▸ **Task requirements**: Please filter the entries and return only the lines that include "icon".

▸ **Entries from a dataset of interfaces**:
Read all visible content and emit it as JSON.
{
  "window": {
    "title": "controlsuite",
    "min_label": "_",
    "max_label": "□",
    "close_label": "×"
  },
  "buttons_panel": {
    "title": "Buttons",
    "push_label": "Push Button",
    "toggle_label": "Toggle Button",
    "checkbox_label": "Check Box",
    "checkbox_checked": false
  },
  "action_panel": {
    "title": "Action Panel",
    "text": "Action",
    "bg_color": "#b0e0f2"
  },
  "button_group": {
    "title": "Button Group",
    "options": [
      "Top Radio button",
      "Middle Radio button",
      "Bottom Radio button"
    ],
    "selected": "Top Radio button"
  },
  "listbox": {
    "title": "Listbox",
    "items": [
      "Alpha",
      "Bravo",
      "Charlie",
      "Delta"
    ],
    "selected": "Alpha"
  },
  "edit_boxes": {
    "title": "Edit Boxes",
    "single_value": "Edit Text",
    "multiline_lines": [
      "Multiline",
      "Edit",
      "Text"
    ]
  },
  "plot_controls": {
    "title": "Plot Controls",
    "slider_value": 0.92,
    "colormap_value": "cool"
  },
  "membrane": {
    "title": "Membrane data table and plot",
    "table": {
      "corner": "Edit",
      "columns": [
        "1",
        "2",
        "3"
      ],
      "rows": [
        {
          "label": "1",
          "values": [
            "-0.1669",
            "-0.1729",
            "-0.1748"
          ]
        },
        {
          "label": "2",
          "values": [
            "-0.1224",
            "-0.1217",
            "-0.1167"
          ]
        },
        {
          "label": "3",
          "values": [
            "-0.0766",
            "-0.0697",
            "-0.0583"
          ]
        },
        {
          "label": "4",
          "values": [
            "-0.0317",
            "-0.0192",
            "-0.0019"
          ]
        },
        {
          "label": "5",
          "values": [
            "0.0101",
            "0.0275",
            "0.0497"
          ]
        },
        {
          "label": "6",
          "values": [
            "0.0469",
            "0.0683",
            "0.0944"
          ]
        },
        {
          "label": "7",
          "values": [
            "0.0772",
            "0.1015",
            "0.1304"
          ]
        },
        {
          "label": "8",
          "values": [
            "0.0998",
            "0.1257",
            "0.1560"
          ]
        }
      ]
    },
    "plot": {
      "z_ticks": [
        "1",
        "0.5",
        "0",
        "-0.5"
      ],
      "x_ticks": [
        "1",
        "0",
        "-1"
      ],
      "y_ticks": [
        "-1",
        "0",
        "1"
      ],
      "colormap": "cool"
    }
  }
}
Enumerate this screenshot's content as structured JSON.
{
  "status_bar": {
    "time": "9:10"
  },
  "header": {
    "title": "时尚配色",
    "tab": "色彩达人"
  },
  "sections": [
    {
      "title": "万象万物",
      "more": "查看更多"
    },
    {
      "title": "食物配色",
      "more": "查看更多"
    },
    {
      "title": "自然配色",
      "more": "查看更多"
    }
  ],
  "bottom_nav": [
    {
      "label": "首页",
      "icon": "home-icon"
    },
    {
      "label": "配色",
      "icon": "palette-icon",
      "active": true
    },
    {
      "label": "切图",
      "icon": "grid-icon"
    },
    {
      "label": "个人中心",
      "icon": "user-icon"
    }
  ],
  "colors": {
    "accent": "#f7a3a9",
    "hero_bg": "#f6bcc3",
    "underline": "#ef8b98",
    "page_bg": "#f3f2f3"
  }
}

▸ **Exercise answer**:
      "icon": "home-icon"
      "icon": "palette-icon",
      "icon": "grid-icon"
      "icon": "user-icon"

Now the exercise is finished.